Once the precise depth of the test cut or trough 20 has been determined, the remainder enamel portion of the tooth 19 structure can be readily removed by the dentist to a precise degree by ready reference to the depth of the test cut or trough 20. Best seen in FIGS. 5 and 8, the precise amount of the tooth structure 19 has been reomved so as to allow for the optimal porcelain to metal thickness to be obtained.
In FIGS. 5 and 8, the enamel of the tooth 19 has been removed to the depth of the cut or trough 20 which extends down to the dentin structure of the tooth. FIGS. 6 and 9 illustrate the porcelain to metal crown 25 properly positioned over the prepared tooth 19 as herein described.
FIG. 2 illustrates a modified burr construction. In this embodiment the construction of the burr 30 is identical to that described with respect to FIG. 1 except that the burr head 31 is coated with diamond chips to provide a diamond abrading surface. In all other respects the construction and operation of burr 30 is similar to that of FIG. 1.
FIG. 3 illustrates another embodiment of a dental burr 40. This embodiment is identical to that of FIG. 2 except that the flange 41 is detachably connected to the shank portion with a threaded portion 41A to which the flange 41 can be threaded and unthreaded relative thereto. It will be understood that the threaded portion 41A is spiraled in a direction opposite to that of the rotation of the burr 40. By effecting the removability of the stop flange 41, the burr 40 may be used as a conventional burr when the flange is removed, and with the flange 41 attached can be used to effect a porcelain to metal restoration as herein described.
It will be understood that the flange 14 of burr 10 may also be detachably connected as described with respect to FIG. 3.

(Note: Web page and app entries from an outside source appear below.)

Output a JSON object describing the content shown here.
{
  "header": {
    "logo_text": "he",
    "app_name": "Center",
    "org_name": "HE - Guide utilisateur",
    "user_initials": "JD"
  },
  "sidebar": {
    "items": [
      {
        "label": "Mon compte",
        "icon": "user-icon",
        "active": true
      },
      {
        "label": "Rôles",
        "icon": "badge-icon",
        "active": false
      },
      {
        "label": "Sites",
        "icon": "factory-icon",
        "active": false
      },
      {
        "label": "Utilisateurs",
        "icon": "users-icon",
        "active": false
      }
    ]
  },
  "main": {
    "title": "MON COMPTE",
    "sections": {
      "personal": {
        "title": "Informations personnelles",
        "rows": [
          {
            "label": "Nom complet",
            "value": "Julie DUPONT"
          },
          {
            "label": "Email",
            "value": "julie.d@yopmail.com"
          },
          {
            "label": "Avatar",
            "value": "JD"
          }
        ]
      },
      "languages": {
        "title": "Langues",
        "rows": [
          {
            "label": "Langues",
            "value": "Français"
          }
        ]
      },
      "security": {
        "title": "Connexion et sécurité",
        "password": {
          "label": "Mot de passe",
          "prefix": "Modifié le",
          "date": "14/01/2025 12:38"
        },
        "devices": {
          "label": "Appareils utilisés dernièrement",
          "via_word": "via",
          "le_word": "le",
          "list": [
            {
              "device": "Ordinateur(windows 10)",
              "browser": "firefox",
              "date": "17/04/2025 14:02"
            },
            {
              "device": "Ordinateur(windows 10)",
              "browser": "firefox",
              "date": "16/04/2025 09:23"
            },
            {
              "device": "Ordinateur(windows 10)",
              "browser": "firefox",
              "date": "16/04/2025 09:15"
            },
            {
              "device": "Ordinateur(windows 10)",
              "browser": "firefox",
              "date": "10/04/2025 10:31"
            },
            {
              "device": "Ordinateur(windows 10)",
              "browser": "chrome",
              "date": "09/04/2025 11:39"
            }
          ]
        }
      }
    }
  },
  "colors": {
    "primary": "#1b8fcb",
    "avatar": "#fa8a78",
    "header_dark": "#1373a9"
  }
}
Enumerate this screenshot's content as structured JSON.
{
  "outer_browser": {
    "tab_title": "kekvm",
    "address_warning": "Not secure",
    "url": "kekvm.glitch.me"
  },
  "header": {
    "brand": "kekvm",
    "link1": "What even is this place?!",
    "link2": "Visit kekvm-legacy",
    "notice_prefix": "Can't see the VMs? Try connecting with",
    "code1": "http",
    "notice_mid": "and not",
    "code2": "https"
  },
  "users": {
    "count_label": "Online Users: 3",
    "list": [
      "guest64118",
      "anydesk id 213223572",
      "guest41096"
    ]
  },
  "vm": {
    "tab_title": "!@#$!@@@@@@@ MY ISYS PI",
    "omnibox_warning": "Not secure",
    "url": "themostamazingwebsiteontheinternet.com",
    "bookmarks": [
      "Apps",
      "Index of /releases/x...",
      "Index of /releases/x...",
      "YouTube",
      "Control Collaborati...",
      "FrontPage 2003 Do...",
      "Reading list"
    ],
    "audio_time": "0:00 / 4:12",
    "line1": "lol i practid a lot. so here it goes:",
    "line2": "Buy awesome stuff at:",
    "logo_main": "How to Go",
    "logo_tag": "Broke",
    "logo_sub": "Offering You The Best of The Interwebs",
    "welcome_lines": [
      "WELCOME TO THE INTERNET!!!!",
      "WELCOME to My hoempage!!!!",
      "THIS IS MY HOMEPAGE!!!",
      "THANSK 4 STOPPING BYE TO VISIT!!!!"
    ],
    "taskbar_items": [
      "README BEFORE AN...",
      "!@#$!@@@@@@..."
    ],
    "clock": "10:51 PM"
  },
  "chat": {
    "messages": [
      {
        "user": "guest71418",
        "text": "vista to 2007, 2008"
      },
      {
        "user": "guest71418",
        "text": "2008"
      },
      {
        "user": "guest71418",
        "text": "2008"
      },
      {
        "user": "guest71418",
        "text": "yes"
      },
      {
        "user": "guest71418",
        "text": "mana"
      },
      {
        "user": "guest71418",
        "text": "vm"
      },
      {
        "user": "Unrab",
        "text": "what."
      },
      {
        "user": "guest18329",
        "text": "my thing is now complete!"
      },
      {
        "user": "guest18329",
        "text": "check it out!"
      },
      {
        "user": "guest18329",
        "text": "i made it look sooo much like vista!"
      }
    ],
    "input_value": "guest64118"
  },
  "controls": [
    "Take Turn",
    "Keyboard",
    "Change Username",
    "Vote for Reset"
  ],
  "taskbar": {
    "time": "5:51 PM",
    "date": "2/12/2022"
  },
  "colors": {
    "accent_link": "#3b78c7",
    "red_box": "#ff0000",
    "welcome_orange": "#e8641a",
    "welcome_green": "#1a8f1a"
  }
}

While the invention has been described with respect to several particular embodiments thereof, it will be readily understood and appreciated that variations and modifications can be made without departing from the spirit or scope of the invention.